Despite summer after summer of evidence that women can be one of the most potent demographic slices at multiplexes, Hollywood keeps being surprised when pictures like “Sex & the City” and “Bridesmaids” and, now, “Magic Mike” do much better business than their pre-opening polling indicates.
Although the buzz among my women friends for the latest Channing Tatum vehicle was intense — I assumed it would do terrific girls’ night out business — the trade press has used that hilarious term “overperformed” for the close to $40 million three-day opening weekend gross for “Magic Mike.”
The immediate success of the picture also demonstrated the fact that women will go to R-rated comedies as readily as men. Indeed, I think it was the promise of strong adult humor at “Bridesmaids” and “Magic Mike” that became major selling points.
It was great fun to see “Magic Mike” on 42nd Street in Manhattan Saturday night with an audience that was made up almost entirely of women. The crowd was in a party mood that Steven Soderbergh’s highly entertaining look at male strippers in Florida sustained for two hours.
Early in the film, Soderbergh pulls off one of the funniest and raunchiest sight gags in modern movies when we see one of the dancers getting ready for a performance in a Tampa night club.
The director took a big risk with the shot in question — it’s probably a small miracle that he finessed an R-rating from the Motion Picture Association of America — but I haven’t heard such explosive laughter at any other movie this year.

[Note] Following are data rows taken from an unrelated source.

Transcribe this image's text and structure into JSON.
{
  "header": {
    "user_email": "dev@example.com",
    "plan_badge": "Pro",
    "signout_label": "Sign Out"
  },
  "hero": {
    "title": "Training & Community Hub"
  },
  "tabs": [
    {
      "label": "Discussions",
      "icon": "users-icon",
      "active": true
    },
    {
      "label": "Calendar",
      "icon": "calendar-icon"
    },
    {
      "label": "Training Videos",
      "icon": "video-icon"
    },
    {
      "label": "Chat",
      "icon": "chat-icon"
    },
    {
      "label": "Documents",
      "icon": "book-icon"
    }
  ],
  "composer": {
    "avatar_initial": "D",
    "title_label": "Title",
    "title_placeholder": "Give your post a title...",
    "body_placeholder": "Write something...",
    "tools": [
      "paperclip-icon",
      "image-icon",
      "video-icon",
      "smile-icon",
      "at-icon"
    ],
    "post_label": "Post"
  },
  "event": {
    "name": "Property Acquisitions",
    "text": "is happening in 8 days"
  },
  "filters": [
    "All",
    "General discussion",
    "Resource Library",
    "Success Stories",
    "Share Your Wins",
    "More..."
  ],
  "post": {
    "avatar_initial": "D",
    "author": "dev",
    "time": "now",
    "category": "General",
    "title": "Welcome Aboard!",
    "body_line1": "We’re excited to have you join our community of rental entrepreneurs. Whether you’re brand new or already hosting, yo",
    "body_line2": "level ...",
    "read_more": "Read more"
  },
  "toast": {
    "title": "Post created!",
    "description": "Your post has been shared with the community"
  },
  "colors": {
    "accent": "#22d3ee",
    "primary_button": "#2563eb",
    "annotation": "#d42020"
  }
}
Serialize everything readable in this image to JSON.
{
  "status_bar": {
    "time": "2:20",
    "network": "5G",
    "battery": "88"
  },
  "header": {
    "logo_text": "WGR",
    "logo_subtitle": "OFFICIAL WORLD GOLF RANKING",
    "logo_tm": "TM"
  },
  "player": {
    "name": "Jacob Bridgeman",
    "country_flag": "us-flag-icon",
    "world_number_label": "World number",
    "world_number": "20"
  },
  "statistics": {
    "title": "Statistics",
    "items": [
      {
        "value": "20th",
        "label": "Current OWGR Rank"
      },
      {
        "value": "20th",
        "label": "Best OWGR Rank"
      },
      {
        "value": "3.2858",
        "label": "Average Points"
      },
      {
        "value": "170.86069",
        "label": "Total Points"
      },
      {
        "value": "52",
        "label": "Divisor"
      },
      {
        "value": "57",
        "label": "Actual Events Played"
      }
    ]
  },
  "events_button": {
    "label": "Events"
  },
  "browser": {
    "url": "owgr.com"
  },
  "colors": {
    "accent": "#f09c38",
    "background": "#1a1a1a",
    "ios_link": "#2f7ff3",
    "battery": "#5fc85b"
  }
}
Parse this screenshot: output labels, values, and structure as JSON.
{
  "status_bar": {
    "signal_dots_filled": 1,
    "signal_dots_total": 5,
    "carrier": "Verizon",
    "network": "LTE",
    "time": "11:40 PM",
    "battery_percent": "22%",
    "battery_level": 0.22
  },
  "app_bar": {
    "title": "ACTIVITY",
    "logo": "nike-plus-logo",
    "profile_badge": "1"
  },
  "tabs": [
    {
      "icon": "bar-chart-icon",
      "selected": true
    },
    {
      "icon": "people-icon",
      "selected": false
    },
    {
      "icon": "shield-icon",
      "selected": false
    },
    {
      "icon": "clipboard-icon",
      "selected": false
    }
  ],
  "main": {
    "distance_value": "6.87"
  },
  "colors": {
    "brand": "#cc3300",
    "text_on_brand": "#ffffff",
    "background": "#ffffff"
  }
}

“Magic Mike” might not play well to the teenage boys Hollywood courts so relentlessly every summer — and at such great cost — but Warner Bros. is going to make a fortune from the $7 million it paid to pick up Soderbergh’s independently produced gem.